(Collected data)
/---

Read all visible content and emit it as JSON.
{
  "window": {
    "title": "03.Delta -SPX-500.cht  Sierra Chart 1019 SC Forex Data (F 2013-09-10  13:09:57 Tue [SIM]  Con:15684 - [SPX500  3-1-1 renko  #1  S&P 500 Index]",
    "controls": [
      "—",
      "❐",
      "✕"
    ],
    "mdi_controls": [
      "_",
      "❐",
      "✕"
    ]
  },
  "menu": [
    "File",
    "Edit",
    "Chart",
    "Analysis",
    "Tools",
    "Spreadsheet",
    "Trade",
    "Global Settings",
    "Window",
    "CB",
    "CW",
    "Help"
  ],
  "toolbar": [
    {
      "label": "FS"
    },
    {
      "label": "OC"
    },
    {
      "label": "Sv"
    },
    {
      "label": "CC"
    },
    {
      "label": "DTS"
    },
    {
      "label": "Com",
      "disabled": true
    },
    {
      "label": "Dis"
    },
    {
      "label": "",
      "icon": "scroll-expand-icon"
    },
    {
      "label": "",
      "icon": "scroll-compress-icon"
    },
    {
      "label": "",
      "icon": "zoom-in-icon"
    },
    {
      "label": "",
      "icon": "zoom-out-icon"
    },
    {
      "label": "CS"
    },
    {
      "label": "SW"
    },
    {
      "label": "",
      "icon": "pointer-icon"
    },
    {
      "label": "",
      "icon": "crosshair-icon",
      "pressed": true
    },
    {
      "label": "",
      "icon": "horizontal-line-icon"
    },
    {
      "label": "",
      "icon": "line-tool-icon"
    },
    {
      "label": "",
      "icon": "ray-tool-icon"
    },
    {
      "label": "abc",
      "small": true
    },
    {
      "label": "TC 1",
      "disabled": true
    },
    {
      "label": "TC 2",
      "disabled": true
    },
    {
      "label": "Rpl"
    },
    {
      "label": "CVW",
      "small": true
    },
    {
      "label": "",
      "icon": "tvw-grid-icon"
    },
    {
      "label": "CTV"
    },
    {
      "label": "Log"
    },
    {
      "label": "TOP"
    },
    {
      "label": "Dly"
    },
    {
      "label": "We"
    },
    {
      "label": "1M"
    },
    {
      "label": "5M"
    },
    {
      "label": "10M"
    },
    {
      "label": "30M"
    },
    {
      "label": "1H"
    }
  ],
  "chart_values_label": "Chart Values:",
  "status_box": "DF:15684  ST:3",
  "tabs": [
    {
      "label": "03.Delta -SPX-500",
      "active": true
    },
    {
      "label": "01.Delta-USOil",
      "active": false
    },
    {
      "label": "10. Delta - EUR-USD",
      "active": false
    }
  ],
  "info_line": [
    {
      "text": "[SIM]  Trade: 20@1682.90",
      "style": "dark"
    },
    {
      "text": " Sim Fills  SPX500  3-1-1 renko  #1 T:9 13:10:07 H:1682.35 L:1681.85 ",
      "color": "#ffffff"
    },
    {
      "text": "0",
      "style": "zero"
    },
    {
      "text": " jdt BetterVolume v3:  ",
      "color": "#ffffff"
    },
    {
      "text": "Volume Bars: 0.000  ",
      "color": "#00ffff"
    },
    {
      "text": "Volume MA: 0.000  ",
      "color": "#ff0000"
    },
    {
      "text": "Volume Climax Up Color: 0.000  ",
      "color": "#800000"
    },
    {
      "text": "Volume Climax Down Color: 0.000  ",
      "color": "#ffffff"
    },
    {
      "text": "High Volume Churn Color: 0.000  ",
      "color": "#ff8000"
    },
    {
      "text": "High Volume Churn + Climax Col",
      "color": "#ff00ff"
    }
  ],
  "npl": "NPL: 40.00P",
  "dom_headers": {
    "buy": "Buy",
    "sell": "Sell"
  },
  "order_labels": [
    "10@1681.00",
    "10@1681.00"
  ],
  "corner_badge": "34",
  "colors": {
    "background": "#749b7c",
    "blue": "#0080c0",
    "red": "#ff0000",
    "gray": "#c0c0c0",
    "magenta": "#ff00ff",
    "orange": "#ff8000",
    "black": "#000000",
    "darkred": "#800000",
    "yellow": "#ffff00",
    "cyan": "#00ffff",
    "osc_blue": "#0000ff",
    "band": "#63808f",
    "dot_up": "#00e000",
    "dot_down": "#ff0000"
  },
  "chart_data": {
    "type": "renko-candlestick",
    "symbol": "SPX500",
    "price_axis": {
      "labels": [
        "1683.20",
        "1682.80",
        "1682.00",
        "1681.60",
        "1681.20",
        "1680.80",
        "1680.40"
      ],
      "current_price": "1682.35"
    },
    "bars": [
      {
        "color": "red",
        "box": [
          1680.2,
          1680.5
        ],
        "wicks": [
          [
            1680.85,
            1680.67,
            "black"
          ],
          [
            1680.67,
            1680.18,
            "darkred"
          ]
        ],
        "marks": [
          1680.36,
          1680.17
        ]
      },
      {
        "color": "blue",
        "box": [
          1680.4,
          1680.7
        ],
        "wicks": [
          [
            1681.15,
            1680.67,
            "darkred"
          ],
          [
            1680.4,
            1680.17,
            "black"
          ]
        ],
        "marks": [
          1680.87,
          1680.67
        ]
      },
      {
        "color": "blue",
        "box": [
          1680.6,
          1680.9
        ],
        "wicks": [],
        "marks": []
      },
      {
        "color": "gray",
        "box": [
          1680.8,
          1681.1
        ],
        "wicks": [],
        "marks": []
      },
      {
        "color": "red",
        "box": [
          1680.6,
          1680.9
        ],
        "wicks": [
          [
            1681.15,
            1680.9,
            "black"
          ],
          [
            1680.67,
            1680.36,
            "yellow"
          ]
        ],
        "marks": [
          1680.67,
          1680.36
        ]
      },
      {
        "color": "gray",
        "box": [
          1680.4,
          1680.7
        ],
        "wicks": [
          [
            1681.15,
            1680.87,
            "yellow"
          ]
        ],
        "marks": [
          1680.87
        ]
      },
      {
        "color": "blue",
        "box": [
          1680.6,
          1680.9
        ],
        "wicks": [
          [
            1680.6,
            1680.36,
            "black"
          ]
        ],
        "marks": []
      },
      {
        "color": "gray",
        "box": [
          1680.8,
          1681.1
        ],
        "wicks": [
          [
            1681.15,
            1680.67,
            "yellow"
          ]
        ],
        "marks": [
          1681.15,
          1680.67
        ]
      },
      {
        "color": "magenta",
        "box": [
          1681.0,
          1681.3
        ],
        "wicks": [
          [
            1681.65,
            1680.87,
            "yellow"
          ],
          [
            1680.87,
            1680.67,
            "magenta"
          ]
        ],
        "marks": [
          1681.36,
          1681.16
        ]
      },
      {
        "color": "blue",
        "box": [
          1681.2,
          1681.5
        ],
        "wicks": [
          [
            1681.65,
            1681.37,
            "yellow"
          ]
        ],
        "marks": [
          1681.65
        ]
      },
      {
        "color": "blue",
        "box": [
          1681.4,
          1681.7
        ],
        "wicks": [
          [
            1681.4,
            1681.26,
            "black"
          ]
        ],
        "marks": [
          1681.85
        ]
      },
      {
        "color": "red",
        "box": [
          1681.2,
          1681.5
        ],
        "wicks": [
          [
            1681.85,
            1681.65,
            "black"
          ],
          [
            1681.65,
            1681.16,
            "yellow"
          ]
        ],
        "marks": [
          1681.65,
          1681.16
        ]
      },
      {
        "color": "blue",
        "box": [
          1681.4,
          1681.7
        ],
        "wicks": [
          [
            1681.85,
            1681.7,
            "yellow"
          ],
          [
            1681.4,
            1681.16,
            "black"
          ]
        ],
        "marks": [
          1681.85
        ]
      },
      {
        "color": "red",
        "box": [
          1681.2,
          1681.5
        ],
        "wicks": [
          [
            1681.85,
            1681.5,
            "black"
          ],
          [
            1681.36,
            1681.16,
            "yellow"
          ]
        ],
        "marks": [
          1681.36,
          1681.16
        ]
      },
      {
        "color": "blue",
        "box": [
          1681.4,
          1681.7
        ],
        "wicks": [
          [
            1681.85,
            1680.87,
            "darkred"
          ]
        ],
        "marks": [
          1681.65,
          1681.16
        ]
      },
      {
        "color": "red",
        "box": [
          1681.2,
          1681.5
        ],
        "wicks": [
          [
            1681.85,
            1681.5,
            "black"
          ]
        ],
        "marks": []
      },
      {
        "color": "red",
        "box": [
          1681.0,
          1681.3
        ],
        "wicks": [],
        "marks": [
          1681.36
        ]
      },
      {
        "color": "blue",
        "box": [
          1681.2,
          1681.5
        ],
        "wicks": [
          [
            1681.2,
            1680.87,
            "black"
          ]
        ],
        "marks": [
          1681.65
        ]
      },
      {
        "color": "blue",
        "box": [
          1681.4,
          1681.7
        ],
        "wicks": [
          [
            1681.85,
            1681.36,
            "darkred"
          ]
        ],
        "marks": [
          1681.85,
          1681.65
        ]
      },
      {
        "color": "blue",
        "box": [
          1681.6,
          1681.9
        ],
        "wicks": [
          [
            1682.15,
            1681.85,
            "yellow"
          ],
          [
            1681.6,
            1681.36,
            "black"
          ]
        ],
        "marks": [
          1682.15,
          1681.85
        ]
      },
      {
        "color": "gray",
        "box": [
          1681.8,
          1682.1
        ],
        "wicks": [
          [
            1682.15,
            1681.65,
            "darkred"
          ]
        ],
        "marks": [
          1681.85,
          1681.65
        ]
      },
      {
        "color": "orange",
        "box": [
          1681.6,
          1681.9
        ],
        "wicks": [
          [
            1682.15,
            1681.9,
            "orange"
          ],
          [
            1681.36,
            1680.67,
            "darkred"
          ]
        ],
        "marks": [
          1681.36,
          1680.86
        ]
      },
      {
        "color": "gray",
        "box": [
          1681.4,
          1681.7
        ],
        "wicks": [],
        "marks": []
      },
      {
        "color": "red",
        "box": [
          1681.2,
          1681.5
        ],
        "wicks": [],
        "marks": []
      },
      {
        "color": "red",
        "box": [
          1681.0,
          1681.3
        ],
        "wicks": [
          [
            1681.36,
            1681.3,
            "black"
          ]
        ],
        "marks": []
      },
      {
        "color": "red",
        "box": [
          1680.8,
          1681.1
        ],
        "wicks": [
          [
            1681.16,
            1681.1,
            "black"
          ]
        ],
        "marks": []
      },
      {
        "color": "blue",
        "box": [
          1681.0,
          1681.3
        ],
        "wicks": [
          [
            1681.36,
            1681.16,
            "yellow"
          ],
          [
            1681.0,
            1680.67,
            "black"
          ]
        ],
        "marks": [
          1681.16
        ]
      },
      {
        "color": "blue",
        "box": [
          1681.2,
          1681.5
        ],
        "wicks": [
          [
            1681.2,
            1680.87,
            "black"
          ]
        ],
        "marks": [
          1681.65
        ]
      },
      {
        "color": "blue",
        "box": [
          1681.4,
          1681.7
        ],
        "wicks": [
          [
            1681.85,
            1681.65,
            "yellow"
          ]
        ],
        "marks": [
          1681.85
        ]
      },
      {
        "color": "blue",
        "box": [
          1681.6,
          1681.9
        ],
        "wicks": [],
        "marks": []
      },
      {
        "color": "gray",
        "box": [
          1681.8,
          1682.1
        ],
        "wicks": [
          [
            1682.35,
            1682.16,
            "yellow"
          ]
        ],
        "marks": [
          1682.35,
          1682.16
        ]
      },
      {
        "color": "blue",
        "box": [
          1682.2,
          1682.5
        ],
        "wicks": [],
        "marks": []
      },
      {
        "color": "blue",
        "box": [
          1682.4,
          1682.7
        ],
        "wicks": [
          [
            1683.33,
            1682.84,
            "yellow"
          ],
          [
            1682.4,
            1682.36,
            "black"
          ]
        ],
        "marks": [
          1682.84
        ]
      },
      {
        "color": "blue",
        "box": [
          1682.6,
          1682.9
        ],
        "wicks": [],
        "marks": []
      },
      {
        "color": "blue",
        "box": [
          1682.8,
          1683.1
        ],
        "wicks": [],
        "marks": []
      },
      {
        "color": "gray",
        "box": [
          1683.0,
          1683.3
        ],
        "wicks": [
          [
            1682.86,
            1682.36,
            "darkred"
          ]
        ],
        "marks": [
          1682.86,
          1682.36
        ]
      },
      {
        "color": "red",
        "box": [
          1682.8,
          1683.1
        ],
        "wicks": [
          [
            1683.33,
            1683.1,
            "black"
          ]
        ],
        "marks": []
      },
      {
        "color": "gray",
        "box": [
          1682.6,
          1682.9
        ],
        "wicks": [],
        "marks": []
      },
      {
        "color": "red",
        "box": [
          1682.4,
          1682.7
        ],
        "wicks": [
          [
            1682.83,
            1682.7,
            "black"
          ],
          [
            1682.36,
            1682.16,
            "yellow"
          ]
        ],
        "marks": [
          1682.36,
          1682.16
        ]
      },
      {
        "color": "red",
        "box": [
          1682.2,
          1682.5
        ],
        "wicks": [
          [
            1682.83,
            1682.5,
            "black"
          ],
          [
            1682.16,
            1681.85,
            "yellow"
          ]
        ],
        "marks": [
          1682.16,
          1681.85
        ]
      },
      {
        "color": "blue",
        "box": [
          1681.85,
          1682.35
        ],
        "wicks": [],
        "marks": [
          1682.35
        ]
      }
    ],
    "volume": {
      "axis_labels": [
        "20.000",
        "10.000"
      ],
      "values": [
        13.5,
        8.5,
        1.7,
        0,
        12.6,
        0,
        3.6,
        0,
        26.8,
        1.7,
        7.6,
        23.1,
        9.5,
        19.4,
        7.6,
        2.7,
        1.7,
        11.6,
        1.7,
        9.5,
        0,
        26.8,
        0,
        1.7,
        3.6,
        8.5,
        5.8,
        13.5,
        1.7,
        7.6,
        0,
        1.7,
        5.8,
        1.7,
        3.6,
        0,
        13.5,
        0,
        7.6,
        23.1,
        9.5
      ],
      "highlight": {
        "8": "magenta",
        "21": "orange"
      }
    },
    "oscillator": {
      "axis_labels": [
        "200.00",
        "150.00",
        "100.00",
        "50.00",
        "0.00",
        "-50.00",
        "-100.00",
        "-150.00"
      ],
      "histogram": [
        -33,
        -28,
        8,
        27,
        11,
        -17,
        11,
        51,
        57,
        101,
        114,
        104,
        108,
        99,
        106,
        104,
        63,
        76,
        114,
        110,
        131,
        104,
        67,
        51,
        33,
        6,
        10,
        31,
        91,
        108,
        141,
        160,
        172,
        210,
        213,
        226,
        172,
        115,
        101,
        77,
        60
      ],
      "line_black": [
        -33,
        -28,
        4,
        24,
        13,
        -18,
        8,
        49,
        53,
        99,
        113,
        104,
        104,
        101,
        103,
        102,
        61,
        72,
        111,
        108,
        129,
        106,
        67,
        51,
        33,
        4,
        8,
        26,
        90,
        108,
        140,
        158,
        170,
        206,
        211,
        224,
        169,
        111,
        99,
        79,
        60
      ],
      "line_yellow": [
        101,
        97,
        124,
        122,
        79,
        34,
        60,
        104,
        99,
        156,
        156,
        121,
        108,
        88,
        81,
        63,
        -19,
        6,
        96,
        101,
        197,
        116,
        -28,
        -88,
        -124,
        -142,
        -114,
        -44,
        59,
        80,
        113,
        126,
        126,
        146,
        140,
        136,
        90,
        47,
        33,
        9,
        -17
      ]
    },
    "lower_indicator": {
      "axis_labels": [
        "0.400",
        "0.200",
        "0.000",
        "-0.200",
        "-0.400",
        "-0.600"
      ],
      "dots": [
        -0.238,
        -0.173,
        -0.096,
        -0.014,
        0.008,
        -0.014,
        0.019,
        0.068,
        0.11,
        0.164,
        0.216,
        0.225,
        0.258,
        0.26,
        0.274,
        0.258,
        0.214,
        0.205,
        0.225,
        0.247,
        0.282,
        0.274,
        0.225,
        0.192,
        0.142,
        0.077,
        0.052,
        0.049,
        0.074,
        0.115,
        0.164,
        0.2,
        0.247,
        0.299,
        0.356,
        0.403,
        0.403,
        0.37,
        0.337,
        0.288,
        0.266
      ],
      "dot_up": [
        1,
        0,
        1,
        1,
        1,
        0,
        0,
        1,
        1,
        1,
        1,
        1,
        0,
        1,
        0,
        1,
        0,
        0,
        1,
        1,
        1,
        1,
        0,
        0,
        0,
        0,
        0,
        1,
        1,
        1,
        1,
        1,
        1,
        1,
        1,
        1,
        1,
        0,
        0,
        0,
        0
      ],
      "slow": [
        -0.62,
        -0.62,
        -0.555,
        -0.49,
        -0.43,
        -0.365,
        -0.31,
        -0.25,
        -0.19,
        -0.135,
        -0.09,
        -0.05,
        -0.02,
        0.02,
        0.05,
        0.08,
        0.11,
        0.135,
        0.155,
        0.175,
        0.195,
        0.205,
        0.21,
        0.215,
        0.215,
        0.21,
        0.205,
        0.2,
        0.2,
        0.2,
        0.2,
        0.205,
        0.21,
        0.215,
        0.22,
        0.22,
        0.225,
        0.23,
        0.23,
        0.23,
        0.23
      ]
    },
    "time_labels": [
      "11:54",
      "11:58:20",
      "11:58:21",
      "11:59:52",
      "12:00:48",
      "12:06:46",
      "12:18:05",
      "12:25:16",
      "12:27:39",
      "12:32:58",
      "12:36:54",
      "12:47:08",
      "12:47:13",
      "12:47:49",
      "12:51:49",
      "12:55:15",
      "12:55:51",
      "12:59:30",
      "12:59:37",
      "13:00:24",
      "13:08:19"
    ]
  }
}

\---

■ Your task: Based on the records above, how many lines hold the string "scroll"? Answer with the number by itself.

■ Response: 2